**Data:**
'''

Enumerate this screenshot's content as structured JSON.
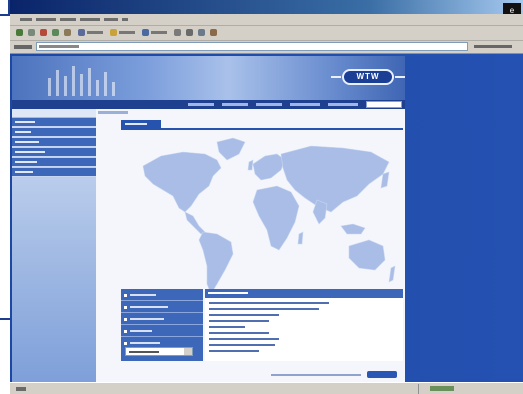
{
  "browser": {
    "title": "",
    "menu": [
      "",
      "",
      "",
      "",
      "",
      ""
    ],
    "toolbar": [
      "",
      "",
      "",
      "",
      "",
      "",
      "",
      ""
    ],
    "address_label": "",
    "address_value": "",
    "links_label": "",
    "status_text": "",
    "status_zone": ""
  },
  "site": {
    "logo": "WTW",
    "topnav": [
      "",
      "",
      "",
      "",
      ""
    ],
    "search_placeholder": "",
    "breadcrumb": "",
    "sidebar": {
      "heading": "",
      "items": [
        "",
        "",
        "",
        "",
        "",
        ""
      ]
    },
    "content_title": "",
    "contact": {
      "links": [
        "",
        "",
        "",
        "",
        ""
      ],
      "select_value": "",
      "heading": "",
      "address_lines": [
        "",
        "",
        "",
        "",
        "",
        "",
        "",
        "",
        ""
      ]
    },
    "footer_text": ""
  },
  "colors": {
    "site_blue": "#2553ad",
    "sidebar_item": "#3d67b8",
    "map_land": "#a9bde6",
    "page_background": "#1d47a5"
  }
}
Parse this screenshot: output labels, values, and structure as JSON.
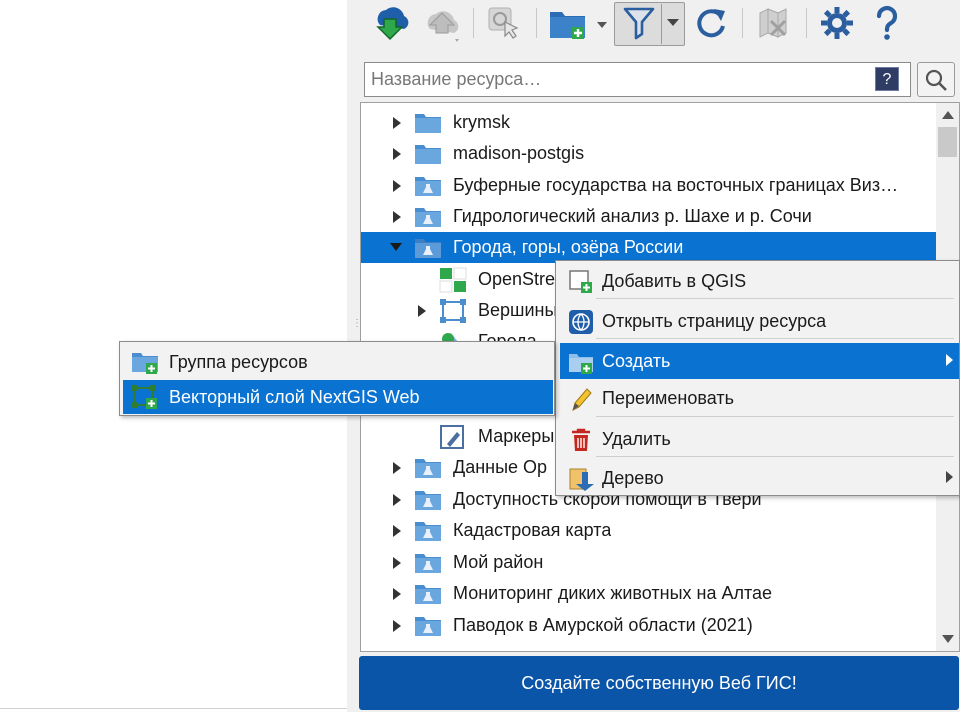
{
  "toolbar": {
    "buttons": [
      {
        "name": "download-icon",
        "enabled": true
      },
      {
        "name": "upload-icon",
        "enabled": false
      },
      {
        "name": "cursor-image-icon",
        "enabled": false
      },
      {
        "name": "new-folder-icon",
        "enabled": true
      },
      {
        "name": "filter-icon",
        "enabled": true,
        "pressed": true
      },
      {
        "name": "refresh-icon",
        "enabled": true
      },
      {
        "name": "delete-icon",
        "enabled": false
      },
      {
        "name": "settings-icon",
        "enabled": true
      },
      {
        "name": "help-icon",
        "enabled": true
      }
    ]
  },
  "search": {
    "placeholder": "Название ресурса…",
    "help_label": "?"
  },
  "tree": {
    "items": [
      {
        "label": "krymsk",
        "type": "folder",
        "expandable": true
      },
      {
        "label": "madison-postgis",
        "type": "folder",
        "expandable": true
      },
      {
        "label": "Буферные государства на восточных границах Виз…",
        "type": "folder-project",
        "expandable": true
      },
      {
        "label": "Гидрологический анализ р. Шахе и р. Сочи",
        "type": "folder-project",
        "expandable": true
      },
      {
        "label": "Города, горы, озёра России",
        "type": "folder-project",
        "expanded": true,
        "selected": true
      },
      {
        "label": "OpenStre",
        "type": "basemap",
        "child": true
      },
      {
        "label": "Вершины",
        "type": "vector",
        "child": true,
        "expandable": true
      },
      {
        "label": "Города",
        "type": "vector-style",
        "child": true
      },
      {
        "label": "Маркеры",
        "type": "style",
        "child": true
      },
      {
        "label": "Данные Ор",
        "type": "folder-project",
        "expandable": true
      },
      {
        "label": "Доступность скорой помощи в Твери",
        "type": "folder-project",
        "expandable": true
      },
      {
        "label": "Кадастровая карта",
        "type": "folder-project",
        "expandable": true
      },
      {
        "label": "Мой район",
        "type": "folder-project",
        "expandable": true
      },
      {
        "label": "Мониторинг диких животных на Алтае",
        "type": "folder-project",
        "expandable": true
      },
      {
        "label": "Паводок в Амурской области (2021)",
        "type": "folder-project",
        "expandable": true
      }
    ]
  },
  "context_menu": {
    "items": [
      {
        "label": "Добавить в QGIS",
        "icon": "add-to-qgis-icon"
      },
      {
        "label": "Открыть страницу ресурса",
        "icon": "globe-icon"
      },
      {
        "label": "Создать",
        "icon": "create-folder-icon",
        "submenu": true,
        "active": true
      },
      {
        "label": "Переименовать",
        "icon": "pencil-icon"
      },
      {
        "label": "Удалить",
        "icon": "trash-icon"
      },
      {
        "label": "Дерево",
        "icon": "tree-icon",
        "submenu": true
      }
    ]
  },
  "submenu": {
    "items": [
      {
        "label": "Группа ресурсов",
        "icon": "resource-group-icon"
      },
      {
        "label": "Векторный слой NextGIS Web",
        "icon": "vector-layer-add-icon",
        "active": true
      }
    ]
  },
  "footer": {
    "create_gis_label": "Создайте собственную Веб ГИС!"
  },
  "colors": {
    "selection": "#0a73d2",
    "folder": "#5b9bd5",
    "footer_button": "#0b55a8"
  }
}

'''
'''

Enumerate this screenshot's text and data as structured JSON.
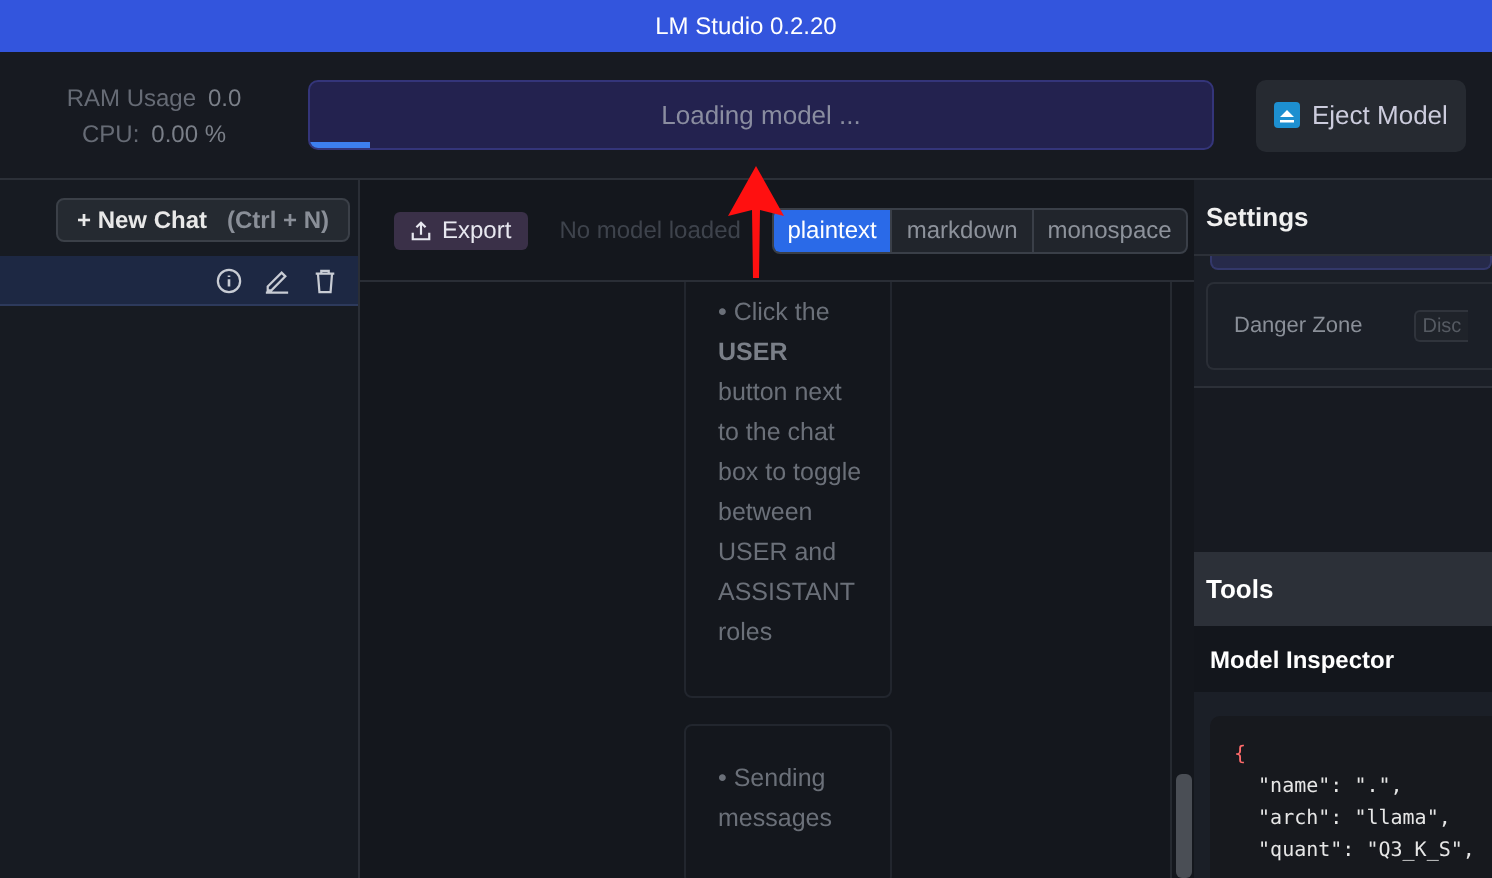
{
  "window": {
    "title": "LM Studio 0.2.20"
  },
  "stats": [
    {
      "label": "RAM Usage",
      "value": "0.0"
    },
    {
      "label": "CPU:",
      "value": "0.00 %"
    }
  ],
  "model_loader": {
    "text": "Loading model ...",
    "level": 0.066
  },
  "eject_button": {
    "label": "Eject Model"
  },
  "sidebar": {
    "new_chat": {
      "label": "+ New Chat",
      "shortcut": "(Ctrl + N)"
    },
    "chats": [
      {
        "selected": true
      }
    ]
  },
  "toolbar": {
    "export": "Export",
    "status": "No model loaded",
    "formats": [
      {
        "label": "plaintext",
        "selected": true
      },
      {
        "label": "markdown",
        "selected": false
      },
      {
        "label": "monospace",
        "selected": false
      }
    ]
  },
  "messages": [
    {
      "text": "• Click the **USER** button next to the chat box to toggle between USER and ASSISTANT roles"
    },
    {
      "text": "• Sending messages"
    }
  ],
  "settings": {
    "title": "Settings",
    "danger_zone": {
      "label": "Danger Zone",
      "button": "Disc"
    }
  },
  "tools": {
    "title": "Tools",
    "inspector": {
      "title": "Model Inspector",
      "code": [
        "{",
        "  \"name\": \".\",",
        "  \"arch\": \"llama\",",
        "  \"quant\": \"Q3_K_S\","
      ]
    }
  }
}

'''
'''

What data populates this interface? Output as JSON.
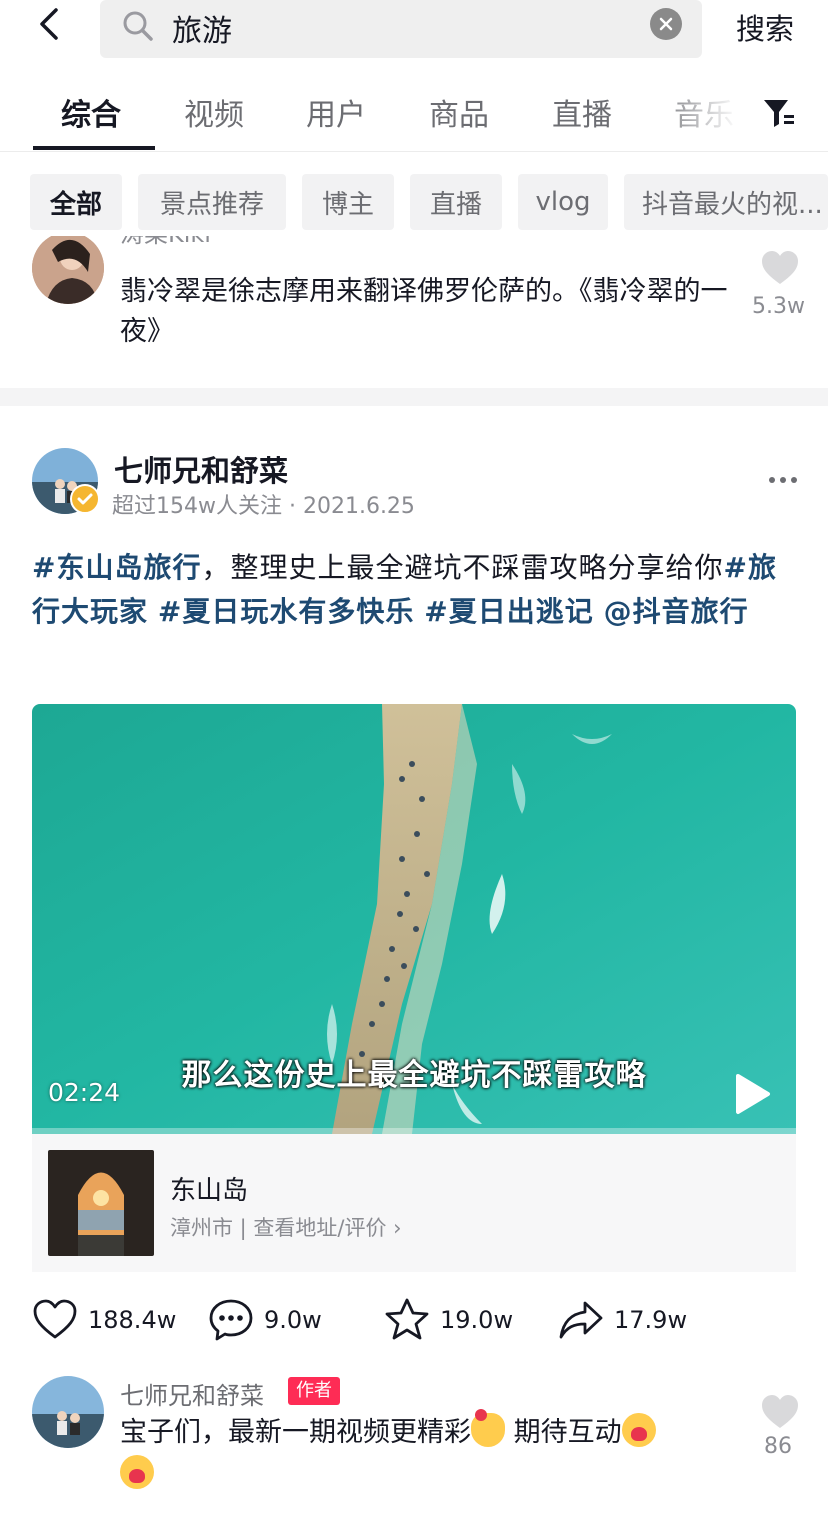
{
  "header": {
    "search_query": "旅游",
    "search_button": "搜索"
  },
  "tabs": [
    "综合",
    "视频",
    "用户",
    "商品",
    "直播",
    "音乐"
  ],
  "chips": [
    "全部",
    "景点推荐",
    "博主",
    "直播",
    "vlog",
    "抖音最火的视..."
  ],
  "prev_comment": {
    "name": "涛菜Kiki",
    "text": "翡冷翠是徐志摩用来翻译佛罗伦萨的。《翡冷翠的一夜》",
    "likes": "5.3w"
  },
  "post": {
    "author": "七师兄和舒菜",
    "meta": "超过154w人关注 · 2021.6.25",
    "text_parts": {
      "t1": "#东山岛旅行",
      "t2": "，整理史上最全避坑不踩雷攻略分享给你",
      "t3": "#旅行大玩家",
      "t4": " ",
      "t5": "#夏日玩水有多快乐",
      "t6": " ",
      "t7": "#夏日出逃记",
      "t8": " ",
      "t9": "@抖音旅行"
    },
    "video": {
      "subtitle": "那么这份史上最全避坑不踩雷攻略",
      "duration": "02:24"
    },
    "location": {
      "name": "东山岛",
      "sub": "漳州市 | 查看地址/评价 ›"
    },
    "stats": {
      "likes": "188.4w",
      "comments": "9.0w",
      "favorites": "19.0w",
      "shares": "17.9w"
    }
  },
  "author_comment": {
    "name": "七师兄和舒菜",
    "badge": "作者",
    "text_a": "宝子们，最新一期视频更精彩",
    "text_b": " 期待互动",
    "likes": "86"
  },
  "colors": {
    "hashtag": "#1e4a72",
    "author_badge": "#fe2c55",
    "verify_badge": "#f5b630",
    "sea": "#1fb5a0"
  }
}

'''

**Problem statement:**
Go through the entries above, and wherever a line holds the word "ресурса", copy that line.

**Output of the task:**
    "placeholder": "Название ресурса…",
        "label": "Открыть страницу ресурса",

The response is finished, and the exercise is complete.